Getting your dog microchipped is just the first step. You also need to register the microchip with a current phone number so that shelters and veterinary hospitals can reach you if your dog is found. You can even look into a collar with GPS technology for added peace of mind.
Prepare Your Car for Unexpected Emergencies
If you are traveling with a dog, you may be faced with a disaster you’re not prepared for, as vacationers to Florida and the Caribbean discovered when Hurricanes Irma and Maria hit in 2017 within weeks of each other. That is why it is essential to have a disaster plan that moves with you. For dog owners, that means keeping a pet go bag in the car that includes a canine first aid kit, veterinary paperwork, pet food and water, contact information for your veterinarian, and a travel crate.
After doing all of the above, make sure the rest of your family knows the details. Evacuation plans can vary significantly between different types of owners. For instance, if you own a breeding or sporting kennel, evacuating your dogs will prove to be a bigger operation. You will have to arrange for transportation of multiple dogs and make sure you have enough food for all of them, as well as any additional supplies needed for litters or females in estrus.
Your dog’s personality also plays a role. Not all dogs get along well with others. If you know that your dog will have trouble in a crowded environment, make sure you pack a crate and perhaps even a soft basket muzzle for your pet’s protection. If it is cool in your location, you may also place a blanket or towel over the crate to give your pet some privacy.
Medications can also pose complications. You’ll need a cooler and ice on hand for meds that need to be refrigerated in case you lose power. Talk with your veterinarian about steps you can take to preserve the integrity of your dog’s medication, and what to do if it loses potency.

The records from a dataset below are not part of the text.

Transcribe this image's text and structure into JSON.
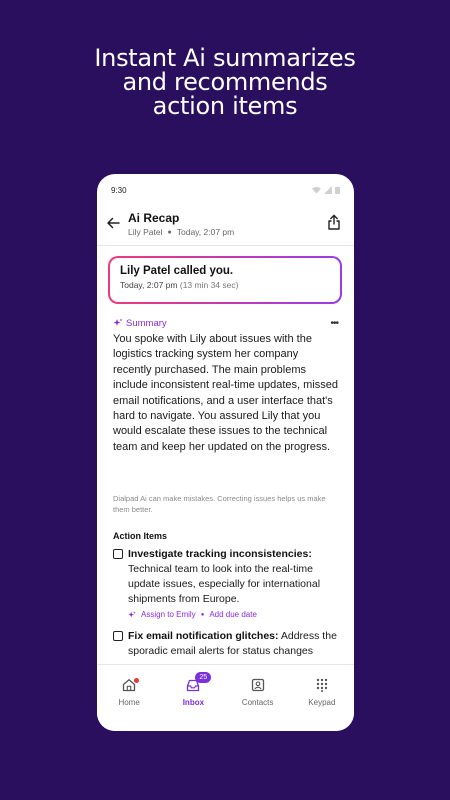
{
  "headline": {
    "lines": [
      "Instant Ai summarizes",
      "and recommends",
      "action items"
    ]
  },
  "status_bar": {
    "time": "9:30"
  },
  "header": {
    "title": "Ai Recap",
    "contact": "Lily Patel",
    "timestamp": "Today, 2:07 pm"
  },
  "call_card": {
    "title": "Lily Patel called you.",
    "time": "Today, 2:07 pm",
    "duration": "(13 min 34 sec)"
  },
  "summary": {
    "label": "Summary",
    "more": "•••",
    "body": "You spoke with Lily about issues with the logistics tracking system her company recently purchased. The main problems include inconsistent real-time updates, missed email notifications, and a user interface that's hard to navigate. You assured Lily that you would escalate these issues to the technical team and keep her updated on the progress.",
    "disclaimer": "Dialpad Ai can make mistakes. Correcting issues helps us make them better."
  },
  "action_items": {
    "heading": "Action Items",
    "items": [
      {
        "title": "Investigate tracking inconsistencies:",
        "description": "Technical team to look into the real-time update issues, especially for international shipments from Europe.",
        "assign": "Assign to Emily",
        "due": "Add due date",
        "checked": false
      },
      {
        "title": "Fix email notification glitches:",
        "description": "Address the sporadic email alerts for status changes",
        "checked": false
      }
    ]
  },
  "tabbar": {
    "tabs": [
      {
        "label": "Home",
        "icon": "home-icon"
      },
      {
        "label": "Inbox",
        "icon": "inbox-icon",
        "badge": "25",
        "active": true
      },
      {
        "label": "Contacts",
        "icon": "contacts-icon"
      },
      {
        "label": "Keypad",
        "icon": "keypad-icon"
      }
    ]
  },
  "colors": {
    "background": "#2a0f5e",
    "accent": "#7b2fdc",
    "gradient_start": "#ef3a7a",
    "gradient_end": "#9b3be6"
  }
}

Once you’ve established a plan, you should practice as much of it as possible. If you have a tornado shelter in your yard, get your dog used to climbing in and out of it. If you think your dog may need to be muzzled during an emergency, you can test putting the muzzle on with positive reinforcement so that the action does not add stress to an already stressful situation. Most importantly, basic obedience will help ensure that your dog stays safe, while also allowing you to focus on keeping your family together.
Need help putting together a disaster plan for you and your dog? AKC Reunite is here to help with this emergency planning guide.
Designed with the help of professional vets, TailTrax is the world’s first and only resource with litter-link technology™ that connects the real-time health of your pet’s entire litter and family. Tailtrax is completely free, without hidden costs or in-app purchases and is available on IOS, Android, and web-based devices. With TailTrax, you will eventually have a database of health at your fingertips, searchable for research by region, breed, dog origin, disease, and more.